When I was born, Dad was my age now, three months’ shy of his 50th birthday, but despite the age gap he was my picture of strength. He had been an impressive high school athlete in the 1930s, and when I came into the picture in the ’70s and ’80s he showed no evidence of slowing down. He was a combination of war veteran, butcher in a meatpacking plant, and heavy smoker (Camels, unfiltered) that created a stereotypical picture at the time of someone who is “tough.” They called him Big Al and me Little Al, and I was proud of that arrangement. I was a scrawny kid, but I had a strong dad.

At some point, as life tends to do, everything changed. The Big Al and Little Al irony jokes commenced when I had an inexplicable growth spurt in high school and ended up 6’3 to Dad’s 5’8, and then when I was in college his health began to fail. When I returned to my hometown after college, it became obvious that he was dying.

The picture above is beguiling. By that time Dad spent much of his time on the couch, trying to rest, nibbling on crackers, negotiating with Death. He does not seem pleased that Mom wanted a picture of the two of us in his weakened state. I look so much bigger than him, which is such a perplexing role reversal that I keep staring at the picture as if it might right itself if I stare long enough. But it never does.

Dad has been gone for over twenty-five years now, and it dawned on me yesterday on Father’s Day that yet another type of role reversal is underway. My two daughters are now grown women, and although I have always been proud of them, there is a new kind of proud this year. Erica recently completed the Deaf and Hard of Hearing Credential Program at California Lutheran University and now teaches elementary-aged children in the Los Angeles Unified School District who have extra challenges in life. And Hillary has accepted a position as Shelter Operations Coordinator at Casa Marianella in Austin, Texas, a place that “welcomes displaced immigrants and promotes self-sufficiency by providing shelter and support services.”

My physical health is good as far as I know, and unless something very strange occurs, I will at least always be taller than those two daughters of mine. But when I think of what each of them has chosen to do with their precious lives in this crazy world, I shrink next to their tremendous strength. I find myself recovering that long lost “Little Al” and look up in admiration to my daughters as they show me what real strength looks like.

Do you want to know what I got for Father’s Day yesterday? I’ll tell you: I got two amazing daughters.

Erica & Hillary

Cardinal Baseball
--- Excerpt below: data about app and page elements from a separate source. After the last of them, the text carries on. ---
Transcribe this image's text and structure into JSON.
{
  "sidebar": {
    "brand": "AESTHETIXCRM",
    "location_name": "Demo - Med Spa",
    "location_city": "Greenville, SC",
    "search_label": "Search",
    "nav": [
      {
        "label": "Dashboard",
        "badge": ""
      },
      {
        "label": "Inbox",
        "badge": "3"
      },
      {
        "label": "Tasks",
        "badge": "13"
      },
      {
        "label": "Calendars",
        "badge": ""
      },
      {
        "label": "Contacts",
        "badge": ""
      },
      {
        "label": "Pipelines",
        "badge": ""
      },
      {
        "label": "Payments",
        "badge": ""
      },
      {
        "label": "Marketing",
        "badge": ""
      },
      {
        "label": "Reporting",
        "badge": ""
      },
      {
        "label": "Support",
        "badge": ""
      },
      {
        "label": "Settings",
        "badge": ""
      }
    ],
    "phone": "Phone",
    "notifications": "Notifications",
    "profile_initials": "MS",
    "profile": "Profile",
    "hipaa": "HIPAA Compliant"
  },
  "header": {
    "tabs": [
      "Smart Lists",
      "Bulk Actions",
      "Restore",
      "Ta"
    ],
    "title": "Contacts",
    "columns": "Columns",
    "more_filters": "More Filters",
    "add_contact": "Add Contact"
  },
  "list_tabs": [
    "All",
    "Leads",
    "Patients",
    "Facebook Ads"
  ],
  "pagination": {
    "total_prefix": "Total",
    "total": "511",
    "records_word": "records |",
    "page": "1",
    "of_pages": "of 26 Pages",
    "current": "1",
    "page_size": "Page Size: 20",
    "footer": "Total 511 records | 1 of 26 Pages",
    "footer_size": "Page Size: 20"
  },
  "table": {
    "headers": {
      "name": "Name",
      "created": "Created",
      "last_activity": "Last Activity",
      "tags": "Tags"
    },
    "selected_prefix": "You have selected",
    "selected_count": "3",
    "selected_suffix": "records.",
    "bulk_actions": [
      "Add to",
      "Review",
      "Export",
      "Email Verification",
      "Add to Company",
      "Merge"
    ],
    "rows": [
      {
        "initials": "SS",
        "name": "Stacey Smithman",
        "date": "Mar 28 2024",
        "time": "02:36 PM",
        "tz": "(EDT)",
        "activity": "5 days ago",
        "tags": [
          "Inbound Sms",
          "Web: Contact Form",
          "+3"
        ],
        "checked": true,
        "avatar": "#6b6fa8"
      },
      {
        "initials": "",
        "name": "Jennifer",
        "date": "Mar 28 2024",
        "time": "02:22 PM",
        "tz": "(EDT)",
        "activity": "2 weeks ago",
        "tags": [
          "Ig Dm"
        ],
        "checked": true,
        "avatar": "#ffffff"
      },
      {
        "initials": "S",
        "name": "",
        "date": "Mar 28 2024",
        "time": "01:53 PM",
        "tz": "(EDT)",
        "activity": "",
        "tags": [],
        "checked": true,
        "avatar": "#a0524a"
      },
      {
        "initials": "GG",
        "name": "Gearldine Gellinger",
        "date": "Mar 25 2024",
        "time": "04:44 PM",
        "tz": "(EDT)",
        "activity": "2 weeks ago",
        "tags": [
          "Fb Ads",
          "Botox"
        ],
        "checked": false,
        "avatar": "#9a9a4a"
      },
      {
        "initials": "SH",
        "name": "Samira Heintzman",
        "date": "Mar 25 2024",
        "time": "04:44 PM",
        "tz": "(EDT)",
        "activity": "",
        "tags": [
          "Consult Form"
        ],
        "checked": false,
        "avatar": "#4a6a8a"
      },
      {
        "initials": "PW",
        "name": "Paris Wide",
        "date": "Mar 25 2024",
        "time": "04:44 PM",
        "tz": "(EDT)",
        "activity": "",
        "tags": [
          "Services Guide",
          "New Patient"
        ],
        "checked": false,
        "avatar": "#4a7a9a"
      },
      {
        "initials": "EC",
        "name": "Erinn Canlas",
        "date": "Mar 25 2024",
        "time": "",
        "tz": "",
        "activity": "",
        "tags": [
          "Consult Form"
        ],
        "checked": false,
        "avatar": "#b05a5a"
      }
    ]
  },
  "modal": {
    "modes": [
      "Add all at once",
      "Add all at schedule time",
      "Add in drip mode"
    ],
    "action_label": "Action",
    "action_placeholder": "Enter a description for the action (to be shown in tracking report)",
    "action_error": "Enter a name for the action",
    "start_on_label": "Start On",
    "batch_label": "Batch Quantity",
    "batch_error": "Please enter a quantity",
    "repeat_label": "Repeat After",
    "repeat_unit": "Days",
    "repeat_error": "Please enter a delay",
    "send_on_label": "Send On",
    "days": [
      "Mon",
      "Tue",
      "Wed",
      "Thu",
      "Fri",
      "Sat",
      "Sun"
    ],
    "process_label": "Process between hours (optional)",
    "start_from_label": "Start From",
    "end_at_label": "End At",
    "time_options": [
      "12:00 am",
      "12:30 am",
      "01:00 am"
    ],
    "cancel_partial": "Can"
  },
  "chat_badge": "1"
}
My favorite baseball team swung through Los Angeles this past week, and I had the rare opportunity to catch the Cardinals in person both at Angel Stadium of Anaheim and Dodger Stadium.  The Anaheim game increased the number of places I have been the “visiting fan” to six stadiums.  For those scoring at home, in such a hostile environment I choose to wear my Cardinals gear but adopt a low-key approach—in part out of respect for being in someone else’s house but mostly to avoid trying out my Jackie Chan impersonation when under attack from inebriated fans in a post-game parking lot.  I hate to hurt people.

I love baseball because of my dad.  He grew up as a Depression-era Cardinals fan in Missouri, and in our daily games of catch in the backyard, told mesmerizing stories of seeing Dizzy Dean and the Gashouse Gang in an exhibition game in the 1930s and of later games at old Sportsman’s Park, including a doubleheader that pitted Stan Musial against Willie Mays.  I was hooked.  My dad, of course, was my first hero, so when your hero tells stories of heroes, well, it is sort of hard not to be forever influenced.

My first trip to see the Cardinals in person was in the middle of a sticky St. Louis summer in 1979.  We couldn’t afford a St. Louis hotel or to leave our family without a car, so my dad bought two bus tickets for our first ever father-son trip.  We left before sunrise and arrived in time to wander around the city.  We checked out the zoo in Forest Park and gazed in awe at the mighty Gateway Arch, but we came to watch baseball—and we watched the Redbirds get destroyed by the Cincinnati Big Red Machine sixteen to four.  The score didn’t matter.  I will never forget sitting in the left field loge seats behind Lou Brock at old Busch Memorial Stadium with my dad.  Afterward, we boarded the bus and rode home through the night with me asleep on his lap.  At that point it was the best day of my life, and now so many years later, it remains pretty darn close.

There is a crazy cool baseball website that has box scores and game information from MLB games dating all the way back to 1913, and I discovered that every play of my special baseball trip with my dad is recorded there.  It was a Thursday evening (July 19), and 27,228 were in attendance.  Dave Collins led off the game by grounding out to Keith Hernandez, unassisted, followed by a walk to Joe Morgan.  Lou Brock went three for five with three ribbies.  Ray Knight hit a grand slam.  Johnny Bench hit a single to left that scored Dave Concepcion.  Mario Soto struck out Tony Scott to end the game.  The game lasted two hours and fifty-two minutes.

Nobody cares about the details but me, but I care enough for the whole world combined.  It reminds me of an innocent kid with a hero dad on a grand adventure.  I suspect that is why I fought Los Angeles traffic twice this past week—just to tap into that special feeling from thirty-seven years ago.  My dad has been gone for over twenty years now, but when I watch the Cardinals play baseball in a major-league stadium, he is right beside me.